Considerations as California Wine Country Rebuilds
TAMPA, November 13, 2017 – Rebuilding from one of the most devastating fires in California’s history will be a long, complicated process with questions, concerns, and an overwhelming desire to be back home, in the special place that no hotel or guest bedroom can ever be.
But going back home isn’t possible for thousands of families who face the question of whether to go back to their property and rebuild or to permanently relocate. If the decision is to rebuild, should the same house be rebuilt, or should homeowners rebuild differently? Is building a more wildfire-resistant home possible and affordable?
The non-profit Insurance Institute for Business & Home Safety (IBHS) urges home and business owners to speak to their insurer about their options. IBHS also offers extensive, free guidance on how to reduce the vulnerability of homes and property to wildfire. The focus of this guidance is on understanding and reducing the vulnerability of the home to wind-blown embers. As is often the case, the wind driven embers during the recent fires were a major factor in the rapid fire spread and ignition of homes, not flames from the wildfire. As is often the case, the wind driven embers during the recent fires were a major factor in the rapid fire spread and ignition of homes, not flames from the wildfire. However, after ember ignition of some homes occurred, other nearby homes likely were ignited from exposure to elevated levels of radiant heat or flames from the ember-ignited homes.

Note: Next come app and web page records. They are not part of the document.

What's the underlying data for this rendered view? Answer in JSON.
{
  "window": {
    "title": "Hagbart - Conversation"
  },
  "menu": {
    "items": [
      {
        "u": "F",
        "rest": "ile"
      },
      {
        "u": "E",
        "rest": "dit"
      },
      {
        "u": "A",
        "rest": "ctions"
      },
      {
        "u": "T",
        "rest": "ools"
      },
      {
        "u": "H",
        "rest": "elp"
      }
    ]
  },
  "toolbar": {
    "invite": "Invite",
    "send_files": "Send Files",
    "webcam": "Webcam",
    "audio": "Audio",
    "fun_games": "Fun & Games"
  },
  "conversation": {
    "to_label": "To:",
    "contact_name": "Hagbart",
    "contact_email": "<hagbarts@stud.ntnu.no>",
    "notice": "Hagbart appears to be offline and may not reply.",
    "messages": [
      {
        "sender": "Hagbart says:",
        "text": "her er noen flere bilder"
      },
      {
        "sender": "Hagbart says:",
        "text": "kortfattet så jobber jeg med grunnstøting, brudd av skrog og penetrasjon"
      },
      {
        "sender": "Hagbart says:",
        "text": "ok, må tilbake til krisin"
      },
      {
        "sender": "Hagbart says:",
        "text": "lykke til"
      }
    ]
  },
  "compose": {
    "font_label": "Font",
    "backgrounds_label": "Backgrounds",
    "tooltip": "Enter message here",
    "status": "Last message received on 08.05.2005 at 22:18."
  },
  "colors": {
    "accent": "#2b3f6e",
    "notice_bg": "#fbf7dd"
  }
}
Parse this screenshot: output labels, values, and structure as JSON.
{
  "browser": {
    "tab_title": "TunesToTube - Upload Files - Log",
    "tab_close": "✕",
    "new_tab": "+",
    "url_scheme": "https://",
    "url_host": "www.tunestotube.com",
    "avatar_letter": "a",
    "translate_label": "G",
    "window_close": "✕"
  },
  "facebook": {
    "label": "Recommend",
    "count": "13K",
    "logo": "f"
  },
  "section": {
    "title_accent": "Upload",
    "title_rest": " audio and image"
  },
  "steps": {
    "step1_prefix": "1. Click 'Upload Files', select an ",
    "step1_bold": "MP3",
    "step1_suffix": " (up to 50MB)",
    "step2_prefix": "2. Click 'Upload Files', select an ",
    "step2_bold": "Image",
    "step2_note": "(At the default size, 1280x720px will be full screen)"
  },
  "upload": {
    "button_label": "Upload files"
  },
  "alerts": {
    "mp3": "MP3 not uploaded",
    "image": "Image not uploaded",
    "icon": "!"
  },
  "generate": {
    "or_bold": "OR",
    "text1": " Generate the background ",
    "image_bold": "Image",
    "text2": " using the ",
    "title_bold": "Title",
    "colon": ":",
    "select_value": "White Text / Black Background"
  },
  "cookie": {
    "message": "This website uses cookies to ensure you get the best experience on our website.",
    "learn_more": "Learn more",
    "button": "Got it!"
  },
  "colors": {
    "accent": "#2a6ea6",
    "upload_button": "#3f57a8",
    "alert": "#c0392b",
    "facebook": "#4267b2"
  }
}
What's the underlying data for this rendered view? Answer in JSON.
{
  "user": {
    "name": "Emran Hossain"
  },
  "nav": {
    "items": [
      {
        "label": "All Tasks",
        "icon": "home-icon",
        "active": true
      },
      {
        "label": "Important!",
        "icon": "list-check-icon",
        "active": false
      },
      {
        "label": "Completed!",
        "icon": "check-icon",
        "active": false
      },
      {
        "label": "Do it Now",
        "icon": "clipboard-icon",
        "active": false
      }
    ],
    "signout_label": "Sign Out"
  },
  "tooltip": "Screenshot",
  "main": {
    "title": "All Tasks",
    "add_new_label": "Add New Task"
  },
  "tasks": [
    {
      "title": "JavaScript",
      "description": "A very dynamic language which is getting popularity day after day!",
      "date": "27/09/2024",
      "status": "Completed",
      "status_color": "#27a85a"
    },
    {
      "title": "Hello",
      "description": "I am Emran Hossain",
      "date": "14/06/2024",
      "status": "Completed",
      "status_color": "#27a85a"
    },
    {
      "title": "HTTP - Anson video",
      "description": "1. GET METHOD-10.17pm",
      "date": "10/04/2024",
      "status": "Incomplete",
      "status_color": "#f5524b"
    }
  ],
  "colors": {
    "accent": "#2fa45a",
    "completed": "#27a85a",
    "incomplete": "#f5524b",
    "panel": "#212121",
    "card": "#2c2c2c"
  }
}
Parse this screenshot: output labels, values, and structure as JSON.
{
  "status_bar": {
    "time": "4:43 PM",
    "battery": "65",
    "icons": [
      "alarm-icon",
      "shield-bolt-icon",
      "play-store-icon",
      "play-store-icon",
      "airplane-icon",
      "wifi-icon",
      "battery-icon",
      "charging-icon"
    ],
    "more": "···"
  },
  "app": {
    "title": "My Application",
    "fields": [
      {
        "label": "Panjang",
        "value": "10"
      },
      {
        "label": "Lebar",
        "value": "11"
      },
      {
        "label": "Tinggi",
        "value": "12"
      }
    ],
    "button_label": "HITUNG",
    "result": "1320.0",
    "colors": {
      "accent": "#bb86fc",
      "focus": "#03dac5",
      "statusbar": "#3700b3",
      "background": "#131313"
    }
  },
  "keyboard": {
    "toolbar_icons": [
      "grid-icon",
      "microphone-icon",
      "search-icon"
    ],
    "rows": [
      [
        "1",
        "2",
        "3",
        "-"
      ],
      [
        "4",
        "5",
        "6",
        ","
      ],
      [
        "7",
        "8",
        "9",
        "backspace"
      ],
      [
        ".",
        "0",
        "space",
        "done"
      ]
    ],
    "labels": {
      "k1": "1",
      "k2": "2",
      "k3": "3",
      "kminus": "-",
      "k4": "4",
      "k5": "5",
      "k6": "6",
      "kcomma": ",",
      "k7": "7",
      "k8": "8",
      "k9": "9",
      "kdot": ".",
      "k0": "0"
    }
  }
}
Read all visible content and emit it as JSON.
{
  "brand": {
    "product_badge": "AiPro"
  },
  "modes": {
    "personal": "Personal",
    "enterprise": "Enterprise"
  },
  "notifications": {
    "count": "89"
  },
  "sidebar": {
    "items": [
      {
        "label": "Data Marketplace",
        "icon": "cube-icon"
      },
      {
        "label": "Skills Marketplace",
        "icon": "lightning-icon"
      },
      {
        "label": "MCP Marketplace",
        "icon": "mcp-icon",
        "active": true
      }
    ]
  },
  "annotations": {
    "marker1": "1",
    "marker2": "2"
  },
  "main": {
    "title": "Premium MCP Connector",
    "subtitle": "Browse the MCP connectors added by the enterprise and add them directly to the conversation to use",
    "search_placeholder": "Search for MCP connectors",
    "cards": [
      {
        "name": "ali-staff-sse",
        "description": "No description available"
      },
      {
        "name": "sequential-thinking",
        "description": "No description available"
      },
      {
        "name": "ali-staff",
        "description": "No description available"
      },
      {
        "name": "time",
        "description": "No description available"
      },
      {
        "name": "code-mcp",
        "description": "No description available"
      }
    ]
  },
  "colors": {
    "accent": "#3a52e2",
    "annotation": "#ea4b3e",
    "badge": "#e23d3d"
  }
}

“Homes located in wildfire prone areas that have improved resistance to exposures from wind-blown embers are within reach of any budget,” says Steve Quarles, Ph.D., chief scientist for wildfire and durability at IBHS, and a California resident. “Even if your budget is relatively small, there are meaningful steps you can take to protect your existing home or your next home. These steps include modifications to your house and property, always keeping in mind the goal of reducing the vulnerability of your home to wind-blown embers.”
Materials, design features and the location of the house on the property affect the vulnerability of a home to wildfire, as does the selection and location of vegetation and other landscaping features on the property. Routine maintenance is an important component of both items. It is also important to note that extreme weather, which can include higher temperatures and lower relative humidity, but more importantly the higher wind speeds, will exacerbate wildfire exposures to your home and property. Accordingly, IBHS offers the following guidance to all who live in California and other wildfire-prone areas across the United States and Canada.
- IBHS California Wildfire Retrofit Guide:
- IBHS Wildfire Home Assessment & Checklist:
- IBHS Guide to Creating a Fire Adapted Home:
- IBHS & NFPA Wildfire Research Fact Sheets: